This, of course, is far from new – one need only look at that marvelous 1949 manifesto for avoiding work to appreciate that enduring frustration. But Schwartz's central point is that, far from a necessary sunk cost of making a living, this profound dissatisfaction with work is one of our own making – the product of how we've designed our institutions, how that design has shaped our core beliefs, and how those beliefs in turn shape who we become. 

From a review of Barry Schwartz' new book "Why We Work," which can be found here:

Friday, October 09, 2015

Do We Need to Raise the Minimum Wage so "People Who Work Full Time Don't Live in Poverty"?

From the Foundation For Economic Education:
Critics of the minimum wage used to be able to respond to arguments for raising it by stretching the logic to its extremes. If $10 is so great, why not $20 or $50 an hour? The reductio ad absurdum should cause even the staunchest minimum wage advocate to ponder the potential unintended consequences of their ideas.
Unfortunately, we now live in a world where caricatures have become reality. Sen. Elizabeth Warren wonders why we don’t have a $22 minimum wage (I explain why she doesn’t have much to ponder here), and Sen. Bernie Sanders has now joined the “Fight for Fifteen.”
For the moment, let’s set aside the economic debate over whether the minimum wage costs jobs. (The CBOmajority of economists, and majority of empirical studies pretty much say it all.)
Instead, let’s address Sanders and Warren's moral argument for hiking the minimum wage to such levels: that “no one who works full time should have to live in poverty.” 
Article here:

Sunday, October 04, 2015

When Work Is Punished: An Analysis Of Increased Minimum Wage And The Welfare Cliff

Wage growth - or a persistent lack thereof - has become something of a hot topic in America. 
Thanks to the nationwide push for a higher pay floor (personified by mobs of angry fry cooks demanding $15/hour and Democrats on Capitol Hill who are pushing hard for "$12 by ‘20") and wage growth’s role as an input in Janet Yellen’s mental "liftoff" model, everyone from Main Street to Wall Street feels compelled to weigh in. 
The standard criticism of hiking the minimum wage is that forcing employers to pay more will simply result in layoffs and/or a reduced propensity to hire, but as we saw with Dan Price and Gravity Payments, there are a whole lot of other things that can go wrong.
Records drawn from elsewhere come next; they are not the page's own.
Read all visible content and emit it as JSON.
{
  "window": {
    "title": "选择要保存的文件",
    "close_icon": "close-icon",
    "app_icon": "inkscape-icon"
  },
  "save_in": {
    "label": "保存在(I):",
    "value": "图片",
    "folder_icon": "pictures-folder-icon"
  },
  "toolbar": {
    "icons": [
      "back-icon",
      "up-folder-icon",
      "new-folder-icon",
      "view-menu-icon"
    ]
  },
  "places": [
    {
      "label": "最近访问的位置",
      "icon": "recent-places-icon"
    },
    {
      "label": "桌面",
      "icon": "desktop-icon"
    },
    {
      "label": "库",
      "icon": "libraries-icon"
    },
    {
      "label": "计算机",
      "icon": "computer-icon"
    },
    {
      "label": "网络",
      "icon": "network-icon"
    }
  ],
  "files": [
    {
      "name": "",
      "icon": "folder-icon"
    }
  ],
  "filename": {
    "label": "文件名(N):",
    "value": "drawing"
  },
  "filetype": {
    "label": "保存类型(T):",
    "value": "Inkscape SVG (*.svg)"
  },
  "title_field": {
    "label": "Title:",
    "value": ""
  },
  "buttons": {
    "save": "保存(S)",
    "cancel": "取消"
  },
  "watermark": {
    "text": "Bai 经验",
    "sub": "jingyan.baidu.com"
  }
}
For instance, higher paid employees may not understand why everyone under them in the corporate structure suddenly makes more money and if people who are higher up on the corporate ladder don’t receive raises that keep the hierarchy proportional they may simply quit. 
But while politicians, pundits, and economists run in circles perpetuating a debate that’s better suited for an undergrad introductory economics course than it is for the national stage (it’s really quite simple, as New York Burger King franchisee David Sutz made clear when he told CBS that "businesses are not going to pay $15 dollars an hour [because] the economics don't work in this industry [given that] there is a limit to what you're going to pay for a hamburger"), there’s a far more troubling situation unfolding behind the scenes and it harkens back to an issue we discussed at length almost three years ago. 
In short, the welfare system punishes work and incentivizes dependency. More concretely, the structure is such that rational actors will eschew hard work, because the more they earn, the poorer they will effectively be in terms of total resources (calculated as welfare benefits plus earnings). 
In the simplest possible terms: for many Americans, wage growth is a very, very bad thing.